Do You Care Where Your Games Come From?

I’m sure you’ve been following the unfolding events at Infinity Ward with the same horrified fascination as the rest of us. Last month it was revealed that studio heads Vince Zampella and Jason West were forced to leave IW following an investigation by parent company Activision that found “breaches of contract and insubordination by two senior employees”. The pair promptly sued Activision, claiming that they were unfairly dismissed just weeks before they were due to receive considerable royalty payments.

In the aftermath staff have been leaving IW in droves – around 10% of the workforce are believed to have resigned – and West and Zampella have formed a new studio, Respawn Entertainment. Rumors keep emerging that staff at IW have not received royalty fees for their work, although Activision continue to claim that they treat their staff ‘extremely well’. In an interview with the LA Times, chief financial officer, Thomas Tippl said:

“We treat our developers extremely well. We have an independent studio model that provides them a lot of creative freedom while we take care of the back office stuff so they can focus on making games.

“If their games are successful, they are compensated better here than anywhere else. We’ve been paying our talent millions of dollars for their work. Our setup provides a win-win opportunity. We ensure your work will reach a wide audience. Therefore, we have attracted, and we will continue to attract, the top talent in this industry.”

It’s hard to know what to make of all of these claims and counter-claims. It’s difficult to tally Activision’s claims of a well-treated workforce with the mass exodus that’s occurring at Infinity Ward, but equally it’s difficult to know whether the walkouts are due to personal grievances or genuine mistreatment by the company. For now, all we can do is speculate on the sidelines as the tawdry details are revealed, press release after press release.

But the media circus currently surrounding Activision does raise an important question – if games companies are genuinely mistreating their employees, should we exercise our consumer rights to boycott their products? Should we down control pads onModern Warfare 2 in protest? I must add at this point that no mistreatment has been proven in the case of Activision, but perhaps the situation does highlight a general trend in the games industry of developers being pressured into working extremely long hours, often with little overtime payment.

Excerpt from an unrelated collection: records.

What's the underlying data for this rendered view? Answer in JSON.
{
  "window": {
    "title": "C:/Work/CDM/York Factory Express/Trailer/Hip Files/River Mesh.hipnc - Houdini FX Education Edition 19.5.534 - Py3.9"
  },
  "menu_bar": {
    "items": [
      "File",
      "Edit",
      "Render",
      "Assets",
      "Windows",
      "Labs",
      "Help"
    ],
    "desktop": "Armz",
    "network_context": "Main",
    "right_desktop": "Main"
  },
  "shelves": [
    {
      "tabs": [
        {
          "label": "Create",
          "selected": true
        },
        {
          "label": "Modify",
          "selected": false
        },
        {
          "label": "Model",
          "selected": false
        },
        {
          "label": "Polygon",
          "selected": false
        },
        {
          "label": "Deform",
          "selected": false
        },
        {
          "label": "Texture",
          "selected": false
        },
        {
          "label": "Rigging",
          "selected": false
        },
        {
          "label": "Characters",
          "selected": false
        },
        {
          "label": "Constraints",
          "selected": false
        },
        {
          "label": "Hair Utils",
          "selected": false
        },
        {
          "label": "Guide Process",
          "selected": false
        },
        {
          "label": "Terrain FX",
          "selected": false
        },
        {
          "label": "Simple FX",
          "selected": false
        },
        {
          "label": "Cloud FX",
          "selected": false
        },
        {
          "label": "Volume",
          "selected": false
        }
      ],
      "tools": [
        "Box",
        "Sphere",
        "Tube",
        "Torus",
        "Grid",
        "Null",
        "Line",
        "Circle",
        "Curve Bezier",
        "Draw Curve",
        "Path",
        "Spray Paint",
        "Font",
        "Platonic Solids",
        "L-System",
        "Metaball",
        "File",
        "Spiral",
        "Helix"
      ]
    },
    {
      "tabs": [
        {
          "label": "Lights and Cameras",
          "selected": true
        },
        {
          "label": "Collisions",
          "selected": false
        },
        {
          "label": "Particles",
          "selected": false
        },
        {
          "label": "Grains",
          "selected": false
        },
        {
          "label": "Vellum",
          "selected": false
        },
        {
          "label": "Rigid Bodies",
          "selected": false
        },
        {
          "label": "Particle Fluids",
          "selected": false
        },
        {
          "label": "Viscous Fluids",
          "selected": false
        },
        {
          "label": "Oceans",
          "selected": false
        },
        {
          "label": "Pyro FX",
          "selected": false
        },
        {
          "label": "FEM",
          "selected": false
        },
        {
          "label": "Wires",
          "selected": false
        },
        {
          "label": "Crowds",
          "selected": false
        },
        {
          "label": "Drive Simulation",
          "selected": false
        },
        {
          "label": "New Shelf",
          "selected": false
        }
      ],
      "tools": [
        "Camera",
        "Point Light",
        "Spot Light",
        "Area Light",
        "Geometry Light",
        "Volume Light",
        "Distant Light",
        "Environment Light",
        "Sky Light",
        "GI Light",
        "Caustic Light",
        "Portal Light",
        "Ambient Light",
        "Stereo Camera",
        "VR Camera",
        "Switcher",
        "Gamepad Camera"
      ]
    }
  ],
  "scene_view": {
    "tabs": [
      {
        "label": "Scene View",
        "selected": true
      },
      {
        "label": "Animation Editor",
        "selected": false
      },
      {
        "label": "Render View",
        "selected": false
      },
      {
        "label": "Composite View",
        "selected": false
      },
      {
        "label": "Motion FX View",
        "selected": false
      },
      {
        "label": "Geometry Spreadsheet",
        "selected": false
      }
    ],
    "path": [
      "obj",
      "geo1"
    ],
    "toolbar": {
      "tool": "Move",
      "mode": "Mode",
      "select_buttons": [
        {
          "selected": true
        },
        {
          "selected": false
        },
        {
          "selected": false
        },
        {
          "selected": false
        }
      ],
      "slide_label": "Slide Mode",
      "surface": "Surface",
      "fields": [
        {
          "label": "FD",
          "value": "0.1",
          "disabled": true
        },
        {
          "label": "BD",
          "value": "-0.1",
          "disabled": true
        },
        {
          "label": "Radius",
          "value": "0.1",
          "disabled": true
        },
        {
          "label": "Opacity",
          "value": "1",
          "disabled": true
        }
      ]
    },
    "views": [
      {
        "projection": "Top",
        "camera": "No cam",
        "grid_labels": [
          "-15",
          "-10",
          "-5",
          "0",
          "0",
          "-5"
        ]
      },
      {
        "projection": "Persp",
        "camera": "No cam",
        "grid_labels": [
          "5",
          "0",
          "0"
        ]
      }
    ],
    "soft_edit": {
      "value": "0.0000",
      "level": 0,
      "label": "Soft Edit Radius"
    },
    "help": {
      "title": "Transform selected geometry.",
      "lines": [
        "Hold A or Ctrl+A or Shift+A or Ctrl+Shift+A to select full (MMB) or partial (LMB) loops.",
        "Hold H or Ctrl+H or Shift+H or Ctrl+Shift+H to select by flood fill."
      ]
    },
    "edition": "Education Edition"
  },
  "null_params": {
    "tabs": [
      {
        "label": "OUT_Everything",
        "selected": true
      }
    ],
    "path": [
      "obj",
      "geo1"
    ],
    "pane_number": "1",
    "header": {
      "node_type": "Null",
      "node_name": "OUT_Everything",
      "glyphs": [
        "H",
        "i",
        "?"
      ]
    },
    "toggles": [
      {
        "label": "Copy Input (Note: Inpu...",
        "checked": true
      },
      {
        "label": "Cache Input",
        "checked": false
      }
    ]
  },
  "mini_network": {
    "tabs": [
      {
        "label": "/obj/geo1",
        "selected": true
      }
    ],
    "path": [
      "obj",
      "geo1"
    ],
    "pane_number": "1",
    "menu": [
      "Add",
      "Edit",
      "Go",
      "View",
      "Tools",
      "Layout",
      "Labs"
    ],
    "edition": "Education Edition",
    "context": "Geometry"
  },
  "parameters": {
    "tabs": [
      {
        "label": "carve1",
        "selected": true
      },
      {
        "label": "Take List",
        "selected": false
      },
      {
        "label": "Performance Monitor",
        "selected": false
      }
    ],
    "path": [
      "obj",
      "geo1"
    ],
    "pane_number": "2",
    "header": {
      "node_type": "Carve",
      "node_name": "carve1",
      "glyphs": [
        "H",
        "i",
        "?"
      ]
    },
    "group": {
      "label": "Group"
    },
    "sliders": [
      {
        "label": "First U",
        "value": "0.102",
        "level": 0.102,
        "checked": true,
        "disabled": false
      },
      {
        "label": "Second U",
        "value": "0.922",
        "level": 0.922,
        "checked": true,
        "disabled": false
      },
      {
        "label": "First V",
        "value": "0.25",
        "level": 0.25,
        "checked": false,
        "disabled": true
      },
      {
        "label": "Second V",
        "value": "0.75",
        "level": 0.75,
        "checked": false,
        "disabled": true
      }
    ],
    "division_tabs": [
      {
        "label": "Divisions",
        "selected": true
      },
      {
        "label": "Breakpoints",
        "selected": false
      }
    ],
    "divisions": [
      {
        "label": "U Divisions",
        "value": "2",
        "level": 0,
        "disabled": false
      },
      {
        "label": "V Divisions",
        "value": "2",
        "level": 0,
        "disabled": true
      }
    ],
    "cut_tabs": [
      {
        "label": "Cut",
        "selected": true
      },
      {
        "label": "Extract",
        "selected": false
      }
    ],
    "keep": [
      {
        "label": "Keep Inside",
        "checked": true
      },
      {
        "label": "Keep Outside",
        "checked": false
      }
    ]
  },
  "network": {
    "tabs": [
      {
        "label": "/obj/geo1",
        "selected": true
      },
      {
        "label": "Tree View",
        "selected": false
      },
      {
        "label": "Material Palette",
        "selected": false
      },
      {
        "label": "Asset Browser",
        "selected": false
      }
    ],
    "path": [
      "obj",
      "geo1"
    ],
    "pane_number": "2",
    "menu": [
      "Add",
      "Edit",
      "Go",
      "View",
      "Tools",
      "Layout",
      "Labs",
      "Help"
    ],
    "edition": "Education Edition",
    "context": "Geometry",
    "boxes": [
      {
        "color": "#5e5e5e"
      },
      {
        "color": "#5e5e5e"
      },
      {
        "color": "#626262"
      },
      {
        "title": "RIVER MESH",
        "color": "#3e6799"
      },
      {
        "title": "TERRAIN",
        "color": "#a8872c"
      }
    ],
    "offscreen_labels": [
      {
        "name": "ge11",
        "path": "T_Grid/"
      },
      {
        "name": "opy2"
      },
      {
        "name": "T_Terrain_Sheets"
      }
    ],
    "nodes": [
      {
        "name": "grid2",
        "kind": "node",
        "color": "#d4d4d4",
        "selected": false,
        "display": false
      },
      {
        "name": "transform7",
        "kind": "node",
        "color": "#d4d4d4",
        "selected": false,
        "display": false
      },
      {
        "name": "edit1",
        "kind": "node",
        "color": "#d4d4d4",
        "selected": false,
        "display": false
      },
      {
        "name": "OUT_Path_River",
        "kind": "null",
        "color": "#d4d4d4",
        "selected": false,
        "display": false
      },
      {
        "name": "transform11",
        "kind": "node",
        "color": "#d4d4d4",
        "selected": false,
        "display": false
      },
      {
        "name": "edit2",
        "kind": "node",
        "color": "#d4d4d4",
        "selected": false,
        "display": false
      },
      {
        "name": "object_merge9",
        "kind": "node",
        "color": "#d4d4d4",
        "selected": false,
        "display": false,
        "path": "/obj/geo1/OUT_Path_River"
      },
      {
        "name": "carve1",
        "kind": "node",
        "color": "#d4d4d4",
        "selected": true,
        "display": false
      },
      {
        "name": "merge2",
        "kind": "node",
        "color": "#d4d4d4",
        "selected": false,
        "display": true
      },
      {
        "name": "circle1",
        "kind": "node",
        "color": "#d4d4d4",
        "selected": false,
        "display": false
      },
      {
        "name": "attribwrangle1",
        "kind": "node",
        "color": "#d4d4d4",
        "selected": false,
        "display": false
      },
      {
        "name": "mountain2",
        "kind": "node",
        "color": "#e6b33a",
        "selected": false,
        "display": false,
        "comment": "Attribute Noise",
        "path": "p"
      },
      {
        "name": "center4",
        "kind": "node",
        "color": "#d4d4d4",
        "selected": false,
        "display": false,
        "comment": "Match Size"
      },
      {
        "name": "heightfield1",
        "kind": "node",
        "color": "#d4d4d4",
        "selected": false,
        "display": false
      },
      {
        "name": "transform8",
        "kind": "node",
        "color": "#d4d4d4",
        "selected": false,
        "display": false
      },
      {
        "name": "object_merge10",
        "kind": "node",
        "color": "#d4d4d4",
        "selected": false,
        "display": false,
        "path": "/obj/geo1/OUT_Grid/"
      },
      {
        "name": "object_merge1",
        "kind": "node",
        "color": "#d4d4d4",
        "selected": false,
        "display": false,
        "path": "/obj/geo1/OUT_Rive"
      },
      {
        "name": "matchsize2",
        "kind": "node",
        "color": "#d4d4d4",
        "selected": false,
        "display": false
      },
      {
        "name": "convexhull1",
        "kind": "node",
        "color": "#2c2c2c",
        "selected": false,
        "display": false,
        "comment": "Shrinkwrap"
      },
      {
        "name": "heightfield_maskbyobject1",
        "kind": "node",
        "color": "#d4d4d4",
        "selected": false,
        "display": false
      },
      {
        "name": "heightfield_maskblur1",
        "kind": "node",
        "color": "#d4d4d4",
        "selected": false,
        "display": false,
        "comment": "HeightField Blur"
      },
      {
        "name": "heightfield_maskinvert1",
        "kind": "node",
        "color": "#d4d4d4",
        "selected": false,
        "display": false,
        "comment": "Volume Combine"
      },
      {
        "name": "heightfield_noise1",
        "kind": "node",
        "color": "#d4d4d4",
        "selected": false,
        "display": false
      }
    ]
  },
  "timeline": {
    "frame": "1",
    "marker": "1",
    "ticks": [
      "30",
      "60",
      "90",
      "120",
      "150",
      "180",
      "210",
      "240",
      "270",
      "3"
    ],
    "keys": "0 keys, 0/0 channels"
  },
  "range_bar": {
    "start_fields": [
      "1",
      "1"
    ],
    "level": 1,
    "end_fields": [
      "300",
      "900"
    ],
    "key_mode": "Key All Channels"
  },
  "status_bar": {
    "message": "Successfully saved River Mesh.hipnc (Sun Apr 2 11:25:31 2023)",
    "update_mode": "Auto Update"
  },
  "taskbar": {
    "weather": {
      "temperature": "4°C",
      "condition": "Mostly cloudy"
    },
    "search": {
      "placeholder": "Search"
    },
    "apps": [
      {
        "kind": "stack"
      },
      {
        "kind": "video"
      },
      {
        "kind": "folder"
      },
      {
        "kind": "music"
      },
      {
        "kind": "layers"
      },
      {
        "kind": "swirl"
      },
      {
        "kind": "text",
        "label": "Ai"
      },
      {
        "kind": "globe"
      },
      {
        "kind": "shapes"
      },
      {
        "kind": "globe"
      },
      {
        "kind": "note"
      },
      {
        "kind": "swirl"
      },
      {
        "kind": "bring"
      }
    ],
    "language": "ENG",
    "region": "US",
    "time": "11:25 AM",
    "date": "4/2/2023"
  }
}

Interestingly, another story emerged today of the possible mistreatment of workers in a Chinese factory that produces mice, keyboards and Xbox controllers for Microsoft. It’s obviously a very different case to what’s happening at IW, but it does raise the general question – Do you care where your games and hardware come from? And would you boycott a game or console if it was produced under harsh conditions?

Answers on a postcard please…